[App and web page records]
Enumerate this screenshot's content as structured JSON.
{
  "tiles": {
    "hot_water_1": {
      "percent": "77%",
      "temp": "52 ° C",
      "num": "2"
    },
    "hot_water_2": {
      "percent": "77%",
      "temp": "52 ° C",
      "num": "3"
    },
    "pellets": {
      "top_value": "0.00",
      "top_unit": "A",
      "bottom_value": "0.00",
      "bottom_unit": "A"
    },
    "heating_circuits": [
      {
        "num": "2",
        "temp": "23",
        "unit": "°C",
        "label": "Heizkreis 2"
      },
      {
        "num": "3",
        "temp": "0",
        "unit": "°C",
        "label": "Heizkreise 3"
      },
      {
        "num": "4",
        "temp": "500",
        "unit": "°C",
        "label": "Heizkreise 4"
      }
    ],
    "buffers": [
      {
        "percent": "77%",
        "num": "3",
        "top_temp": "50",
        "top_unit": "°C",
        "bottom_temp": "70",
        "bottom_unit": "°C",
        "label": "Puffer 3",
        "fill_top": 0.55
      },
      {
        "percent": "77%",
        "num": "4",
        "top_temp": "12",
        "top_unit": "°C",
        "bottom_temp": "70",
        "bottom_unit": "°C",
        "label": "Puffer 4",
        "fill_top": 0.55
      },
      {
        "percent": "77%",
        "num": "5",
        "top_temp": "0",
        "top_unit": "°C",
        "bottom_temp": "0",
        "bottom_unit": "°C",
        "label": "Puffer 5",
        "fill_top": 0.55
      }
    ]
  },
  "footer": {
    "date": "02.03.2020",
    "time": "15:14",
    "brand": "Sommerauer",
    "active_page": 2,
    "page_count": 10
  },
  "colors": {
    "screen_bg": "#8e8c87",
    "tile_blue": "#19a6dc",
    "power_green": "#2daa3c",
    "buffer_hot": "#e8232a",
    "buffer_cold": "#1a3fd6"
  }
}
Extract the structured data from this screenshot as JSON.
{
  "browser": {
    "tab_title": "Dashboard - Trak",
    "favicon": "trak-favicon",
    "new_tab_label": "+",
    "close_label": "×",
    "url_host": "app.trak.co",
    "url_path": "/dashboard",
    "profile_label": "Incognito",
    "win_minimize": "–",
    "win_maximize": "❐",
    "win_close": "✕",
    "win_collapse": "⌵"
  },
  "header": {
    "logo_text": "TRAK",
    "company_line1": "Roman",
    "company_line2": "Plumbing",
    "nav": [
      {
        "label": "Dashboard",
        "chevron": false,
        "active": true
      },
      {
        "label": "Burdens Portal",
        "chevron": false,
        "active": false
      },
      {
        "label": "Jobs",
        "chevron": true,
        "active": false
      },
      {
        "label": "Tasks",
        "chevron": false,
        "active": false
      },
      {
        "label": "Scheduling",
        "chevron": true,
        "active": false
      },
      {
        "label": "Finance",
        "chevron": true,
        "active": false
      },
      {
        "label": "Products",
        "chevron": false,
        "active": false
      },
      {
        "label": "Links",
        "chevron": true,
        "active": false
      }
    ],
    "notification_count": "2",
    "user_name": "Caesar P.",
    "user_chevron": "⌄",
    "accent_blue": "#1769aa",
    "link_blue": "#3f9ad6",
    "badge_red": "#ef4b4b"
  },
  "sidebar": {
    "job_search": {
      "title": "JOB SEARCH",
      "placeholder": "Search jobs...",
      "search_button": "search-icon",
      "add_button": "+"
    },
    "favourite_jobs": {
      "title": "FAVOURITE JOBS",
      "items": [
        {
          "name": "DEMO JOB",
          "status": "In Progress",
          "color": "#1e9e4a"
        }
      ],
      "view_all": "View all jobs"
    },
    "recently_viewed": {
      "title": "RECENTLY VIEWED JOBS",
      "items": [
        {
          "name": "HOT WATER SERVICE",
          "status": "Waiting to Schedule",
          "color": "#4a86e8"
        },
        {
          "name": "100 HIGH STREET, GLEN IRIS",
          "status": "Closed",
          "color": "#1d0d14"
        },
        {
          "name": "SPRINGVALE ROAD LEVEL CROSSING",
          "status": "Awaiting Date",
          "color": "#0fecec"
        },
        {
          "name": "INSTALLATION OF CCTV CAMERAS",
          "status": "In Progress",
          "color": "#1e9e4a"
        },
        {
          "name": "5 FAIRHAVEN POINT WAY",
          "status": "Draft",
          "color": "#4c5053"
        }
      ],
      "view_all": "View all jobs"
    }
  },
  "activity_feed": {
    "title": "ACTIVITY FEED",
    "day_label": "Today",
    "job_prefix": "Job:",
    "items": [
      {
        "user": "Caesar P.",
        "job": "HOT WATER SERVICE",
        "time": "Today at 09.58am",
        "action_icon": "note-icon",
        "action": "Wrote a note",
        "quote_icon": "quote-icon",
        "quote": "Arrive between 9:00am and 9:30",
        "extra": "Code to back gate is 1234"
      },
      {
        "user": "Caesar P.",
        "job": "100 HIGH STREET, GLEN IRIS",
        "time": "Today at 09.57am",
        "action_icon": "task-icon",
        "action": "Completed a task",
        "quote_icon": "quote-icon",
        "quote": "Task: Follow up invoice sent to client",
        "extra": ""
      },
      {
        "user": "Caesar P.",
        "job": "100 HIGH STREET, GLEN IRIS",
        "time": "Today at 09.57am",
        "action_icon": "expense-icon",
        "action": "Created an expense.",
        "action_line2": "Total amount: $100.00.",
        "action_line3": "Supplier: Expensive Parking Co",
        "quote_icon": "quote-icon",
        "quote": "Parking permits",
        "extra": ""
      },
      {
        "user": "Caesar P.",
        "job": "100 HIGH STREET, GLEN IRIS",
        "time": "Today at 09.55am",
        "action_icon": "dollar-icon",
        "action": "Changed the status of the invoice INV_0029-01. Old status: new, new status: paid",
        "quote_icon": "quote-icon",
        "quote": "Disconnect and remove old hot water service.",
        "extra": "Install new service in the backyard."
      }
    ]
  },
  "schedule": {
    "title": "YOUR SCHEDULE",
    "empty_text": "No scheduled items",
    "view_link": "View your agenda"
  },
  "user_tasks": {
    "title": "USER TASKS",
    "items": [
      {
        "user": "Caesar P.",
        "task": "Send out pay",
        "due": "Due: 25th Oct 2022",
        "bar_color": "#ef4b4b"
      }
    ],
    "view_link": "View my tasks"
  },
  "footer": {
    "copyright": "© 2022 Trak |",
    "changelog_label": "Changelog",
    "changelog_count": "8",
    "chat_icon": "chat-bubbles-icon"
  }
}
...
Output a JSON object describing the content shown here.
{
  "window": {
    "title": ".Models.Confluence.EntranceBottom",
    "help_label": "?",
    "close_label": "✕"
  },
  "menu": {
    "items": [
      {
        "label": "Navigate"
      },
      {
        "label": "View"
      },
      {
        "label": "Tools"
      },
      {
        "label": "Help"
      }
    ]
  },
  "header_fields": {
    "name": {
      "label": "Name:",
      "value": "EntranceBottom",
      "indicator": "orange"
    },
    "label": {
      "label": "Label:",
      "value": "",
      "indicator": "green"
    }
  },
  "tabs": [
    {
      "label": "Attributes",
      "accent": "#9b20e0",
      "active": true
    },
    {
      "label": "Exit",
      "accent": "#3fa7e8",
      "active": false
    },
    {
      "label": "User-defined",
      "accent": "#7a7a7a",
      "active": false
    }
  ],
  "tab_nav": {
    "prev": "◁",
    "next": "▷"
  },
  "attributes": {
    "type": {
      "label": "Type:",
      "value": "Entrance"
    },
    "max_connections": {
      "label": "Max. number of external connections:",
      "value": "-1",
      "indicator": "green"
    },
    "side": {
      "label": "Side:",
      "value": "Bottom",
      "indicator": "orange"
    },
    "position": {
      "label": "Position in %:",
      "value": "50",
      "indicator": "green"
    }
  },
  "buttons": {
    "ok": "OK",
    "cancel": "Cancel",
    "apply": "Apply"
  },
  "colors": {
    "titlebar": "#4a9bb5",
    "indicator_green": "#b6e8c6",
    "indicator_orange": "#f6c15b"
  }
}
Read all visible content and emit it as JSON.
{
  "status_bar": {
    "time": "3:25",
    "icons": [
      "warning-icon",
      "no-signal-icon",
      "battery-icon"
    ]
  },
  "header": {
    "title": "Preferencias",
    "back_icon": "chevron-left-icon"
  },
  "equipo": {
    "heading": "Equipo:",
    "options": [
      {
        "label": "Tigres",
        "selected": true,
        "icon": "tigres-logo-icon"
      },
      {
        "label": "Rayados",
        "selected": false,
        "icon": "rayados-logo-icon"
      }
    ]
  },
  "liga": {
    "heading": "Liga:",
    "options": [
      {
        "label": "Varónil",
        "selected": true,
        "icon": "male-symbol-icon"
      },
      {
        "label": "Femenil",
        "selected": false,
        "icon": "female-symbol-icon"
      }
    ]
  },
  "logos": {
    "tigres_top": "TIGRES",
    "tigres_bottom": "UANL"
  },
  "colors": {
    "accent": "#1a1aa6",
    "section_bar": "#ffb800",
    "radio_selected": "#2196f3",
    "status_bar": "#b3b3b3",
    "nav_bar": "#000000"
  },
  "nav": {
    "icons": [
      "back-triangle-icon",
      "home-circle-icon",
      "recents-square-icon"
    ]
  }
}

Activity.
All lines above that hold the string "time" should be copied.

Response.
    "time": "15:14",
        "time": "Today at 09.58am",
        "time": "Today at 09.57am",
        "time": "Today at 09.57am",
        "time": "Today at 09.55am",
    "time": "3:25",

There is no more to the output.